By Mohammed Dahiru Lawal
A senior investigative reporter with Premium Times, Hassan Adebayo and the deputy general editor of Daily Trust Abdulaziz Abdulaziz and other Nigerian journalists have clinched various awards in the print, online and broadcast categories of the 17th Wole Soyinka Award for Investigative Reporting.
While Mr Adebayo clinched the overall 2022 investigative reporter of the year for his several parts series on #PandoraPapers inside story which exposed top public officials of involvement in illicit funds transaction, Mr Abdulaziz, who won the overall investigative Journalists of the year in 2018, clinched the merit award for investigative reporting in the TV category for his work, “Nigeria’s Banditry – the Inside Story”.
The grand event which was held Friday at NECA House in Lagos, following a two-day Amplify In-Depth Media Conference (AIMConference), awarded various journalists for their “works and resilience in the face of shrinking civic space,” according to the organisers, the Wole Soyinka Center for Investigative Reporting, WSCIJ.

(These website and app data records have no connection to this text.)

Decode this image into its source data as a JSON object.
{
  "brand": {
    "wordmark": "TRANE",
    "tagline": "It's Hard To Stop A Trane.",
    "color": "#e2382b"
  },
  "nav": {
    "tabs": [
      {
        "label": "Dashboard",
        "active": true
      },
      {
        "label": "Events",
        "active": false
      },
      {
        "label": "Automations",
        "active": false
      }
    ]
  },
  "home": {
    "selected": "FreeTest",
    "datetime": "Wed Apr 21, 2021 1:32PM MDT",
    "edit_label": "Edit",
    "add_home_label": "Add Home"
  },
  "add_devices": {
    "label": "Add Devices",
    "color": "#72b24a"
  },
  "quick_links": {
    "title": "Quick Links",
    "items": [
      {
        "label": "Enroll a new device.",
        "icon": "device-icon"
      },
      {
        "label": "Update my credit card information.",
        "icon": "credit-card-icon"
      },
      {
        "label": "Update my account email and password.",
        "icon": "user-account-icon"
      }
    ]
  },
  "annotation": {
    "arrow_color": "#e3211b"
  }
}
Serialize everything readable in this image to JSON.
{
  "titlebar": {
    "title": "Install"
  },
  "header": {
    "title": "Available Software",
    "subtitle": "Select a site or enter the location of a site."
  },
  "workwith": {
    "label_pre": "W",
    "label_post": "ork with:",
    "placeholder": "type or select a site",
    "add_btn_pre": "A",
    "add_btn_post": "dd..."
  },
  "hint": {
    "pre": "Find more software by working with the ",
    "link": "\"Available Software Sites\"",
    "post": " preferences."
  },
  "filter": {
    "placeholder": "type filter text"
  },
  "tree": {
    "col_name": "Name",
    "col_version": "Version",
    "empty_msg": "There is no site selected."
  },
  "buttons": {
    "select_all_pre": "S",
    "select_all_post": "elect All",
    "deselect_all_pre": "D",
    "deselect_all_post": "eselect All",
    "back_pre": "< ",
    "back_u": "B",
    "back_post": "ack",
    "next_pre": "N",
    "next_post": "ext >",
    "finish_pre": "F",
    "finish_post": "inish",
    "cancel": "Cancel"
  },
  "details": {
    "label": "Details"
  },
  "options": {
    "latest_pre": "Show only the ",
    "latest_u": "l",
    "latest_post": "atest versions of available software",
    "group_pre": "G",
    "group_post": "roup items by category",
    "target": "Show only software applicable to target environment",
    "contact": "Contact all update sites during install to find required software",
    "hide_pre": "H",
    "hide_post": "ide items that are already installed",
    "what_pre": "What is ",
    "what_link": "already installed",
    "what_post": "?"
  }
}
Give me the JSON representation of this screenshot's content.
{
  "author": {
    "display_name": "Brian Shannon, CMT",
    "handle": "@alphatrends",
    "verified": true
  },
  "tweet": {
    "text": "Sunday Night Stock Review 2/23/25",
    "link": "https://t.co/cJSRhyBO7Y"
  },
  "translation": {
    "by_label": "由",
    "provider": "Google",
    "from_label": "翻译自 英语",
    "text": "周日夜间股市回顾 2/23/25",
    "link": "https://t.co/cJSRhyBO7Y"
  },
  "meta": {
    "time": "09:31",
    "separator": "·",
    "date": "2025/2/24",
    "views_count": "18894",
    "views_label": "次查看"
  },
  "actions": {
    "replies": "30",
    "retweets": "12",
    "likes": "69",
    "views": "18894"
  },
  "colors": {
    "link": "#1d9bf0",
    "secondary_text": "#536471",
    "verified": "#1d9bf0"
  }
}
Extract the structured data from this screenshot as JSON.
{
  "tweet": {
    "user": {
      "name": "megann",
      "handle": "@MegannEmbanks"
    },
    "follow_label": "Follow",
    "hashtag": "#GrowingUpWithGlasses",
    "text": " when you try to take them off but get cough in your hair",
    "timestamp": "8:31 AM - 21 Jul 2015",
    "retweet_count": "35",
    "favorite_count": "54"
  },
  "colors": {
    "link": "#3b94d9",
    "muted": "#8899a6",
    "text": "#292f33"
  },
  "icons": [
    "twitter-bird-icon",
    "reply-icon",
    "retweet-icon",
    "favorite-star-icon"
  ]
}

Other award winners at the grand event include Trust TV’s Zainab Bala for her story exposing various risk factors responsible for increased maternal deaths in Nigeria, News Central Abuja Bureau Chief Amadin Uyi for his works on Abuja land racketeering and government negligence, Diamond FM’s Babatunde Okunola for his works on gold rushes and land grab in Ijesha and Ggenga Salau of Guardian for his work on how fake Ghanian Herbal Products are Manufactured in Ghana and marketed in Nigeria.
Other winners are, Juliana Francis of the New Telegraph for her investigation exposing how police deny victims of gender violence justice by truncating rape cases, Chukwuemeka Emenike the Assistant Chief Cartoonist at New Telegraph for his pictorial representation of poverty and petty crime in the face of double standard by the Nigerian justice system, and Victor Asowata for his depiction of how poverty and political manipulations in electioneering leads to poor governance in Nigeria.
Others include Olatunji Obasa for his “cry for rescue” photo collage of victims of the Kaduna train attack, Deji Lambo for his daring photo title “Poisonous Kpomo” which depicts how chemical substances used to roast cow hide popularly called “Kpomo”, exposes consumers to health hazard, Olanrenwajo Oyedeji of Dataphyte for his story on how corruption on contract award is affecting quality of education and Folashade Ogunrinde, News Editor at TV360.
Reacting to his award, Mr Adebayo said he felt honored to have been recognised for his works on the #PandoraPapers which is a testimony to journalistic excellence.
He thanked the WSCIJ for the recognition.
On his part, Mr Abdulaziz said the honor came at a time when government censorship and threat to life almost ridiculed the hard work he put into the story.
Similarly, Miss Juliana who exposed the role of police in truncating rape cases noted that the story made her angry and passionate at the same time.
“These emotions have helped me achieve this honor today, I therefore thank the panel of judges for seeing what I saw and the WSCIJ for the support,” she said.
Earlier, Professor Ropo Sekoni, the WSCIJ Board chair while opening the award ceremony recalled that the event has been held annually since 2005 to acknowledge best practices in investigative journalism and to uphold accountability as indispensable tool for good governance.
While giving the judges comment, Professor Abigail Odozi Ogwezzy, chair of the 2022 panel of judges commended the effort of the WSCIJ for encouraging the use of journalism to push for social change.
She noted that out of about 218 entries for the award, only 179 met the criteria for judgement by the panel of judges.
“Each journalist showed creativity and dexterity in their report. Most stories exemplified accountability which has been undermined in Nigeria and human interest issues which affect Nigeria the most,” she stated.
While lamenting recent attempts to clampdown on journalism, Mrs Ogwezzy said the judges applauded the resilience shown by Nigerian journalists in the face of this threat.
She commended some stories which exposed patterns and showcased trends and weaknesses of some Nigerian institutions and called on government to take necessary and decisive action where necessary.
“Though some stories were not awarded, they brought attention to many issues which should serve as warning sign and a call to attention of duty bearers to act,” she said.
Other judges for the 17th award include Professor Lai Osho as team lead, Dr Theophilus Abba of Daily Trust; Dayo Aiyeton of the International Center for Investigative Reporting, ICIR; Akintunde Akinleye, among others.
Each winner went away with award plaques, computer, mobile devices and cash prizes.